Or subscribe to this blog (up the top, on the right) and stay tuned, because we’re going to be explaining the systems on this farm piece by piece.
Lastly, here’s the photoset of Nick’s time at Polyface – it will be updated with more photos in the coming weeks, but right now Nick’s still on the road in the extremely large and interesting US of A (and off to train with Paul Stamets this week! Whoohoo).
Gigantical and broad-accented thanks to the entire Salatin family, Polyface staff and incoming interns for their hospitality and commitment to living the ‘new normal’ of what farming can be. World-changers all.
Fantastic post, looking forward to hearing more of your experiences in the U.S.
Lucky Nick. You get to go next year? Great to see more of Polyface. Hope you are keeping warm Kirsten. x
you keep warm too lovely! Yep it’s a one-at-a-time process at the moment… we’re not really in the international family trip bracket…
Loving the mobile cow shelter. Reckon we need one with a wall for the days of horizontal rain.
Great info and pics, thank you. I’m looking forward to the step by step post. It’ll be a great help for us setting up our own farm soon.
Just wondering what Polyface does with the chicken blood. Does it get recycled into fertiliser ?
yep all the blood and guts get composted…
The cow shelter is really for shade… a black cow on a hot day stops eating completely and loses weight due stress.

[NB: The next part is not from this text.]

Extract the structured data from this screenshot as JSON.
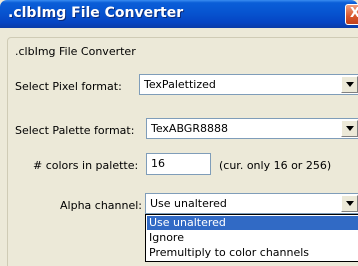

People thought Joel’s dad was crazy when he built the one above back in the 1980s. But on a bright sunny day in early summer the cows were all hanging out underneath it. It’s also a great way of concentrating impact where you want it. Got some brush or brambles (talking like a yank now) you want to get rid off…. put the shelter over them and 150 cows will trample it down to nothing by days end.… Read more »
just a note that i ripped off a bit of this comment and put it in the post re cow shade 🙂

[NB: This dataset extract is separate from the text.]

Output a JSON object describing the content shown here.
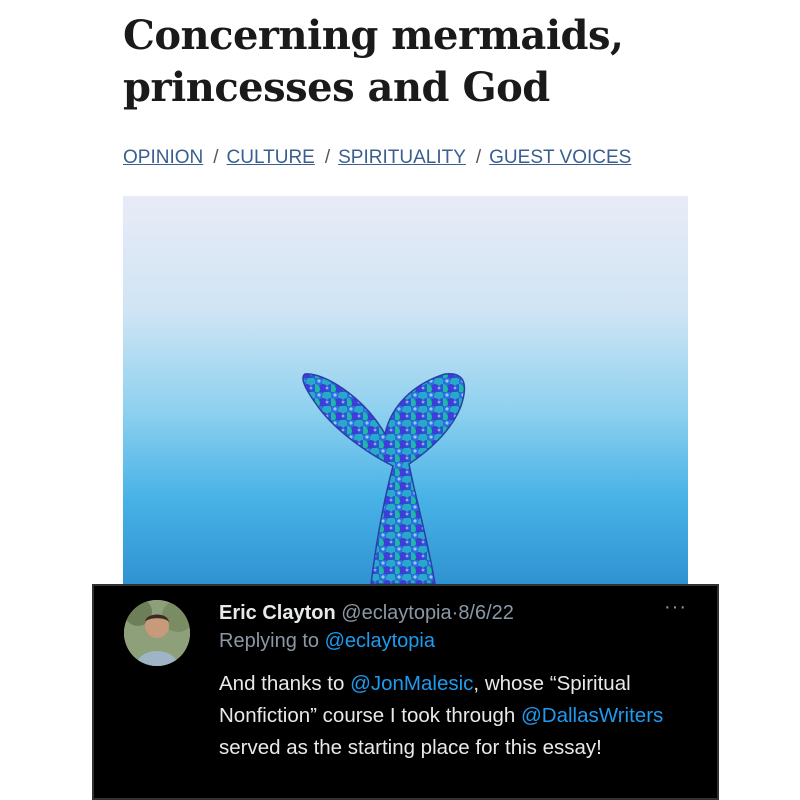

Stamets!!!!! I love you guys more than you know!! Bring spore prints home please and I’ll come meet you in the fall/spring your time down there. 😀
Great to see the pics. Have just finished reading ‘Folks, this ain’t normal’ and just started ‘You can farm’. Your pics give a nice visual of how Polyface runs and how their philosophy translates into reality.
One year on since I started the internship. As you say soooo much going at once across the entire farm. When I was asked by people “what is it like” my reply was always a reflective “I cant just explain it in words. You need to see/ feel it for yourself”. As Joel would say to me “Its hard to explain when your totally submersed in it all. Fantastic Nick got there.
yay you! xxx
Really interesting post – both word and pix. The pic collection on Flickr is great. Good to see a young child helping out on chicken dressing day. What an amazing experience. Such an inspiration. Love to you both. xStephen
So great to read the story of Nick at Polyface farm. The photos are really interesting too. Thanks Kirsten for all your sharing.
Can’t wait to hear more about the on farm processing of chickens and of course Fungi.
Pigs aerating cow manure bedding is against health regs in NSW
LHPA on doing a free range piggery audit on my five pigs (yes only 5), demanded I prove they were excluded from grazing on paddocks where cows have been.
No one mentions this when Joel is out here selling his methods
Such a pity that we can’t process legally like Polyface in Australia. Loved the info Nick and I would love to get to Polyface to check it out, so great to see a more action focused story on everything going on after having heard the how to a few times. Oh well, shall just continue with my own endeavours in the meantime.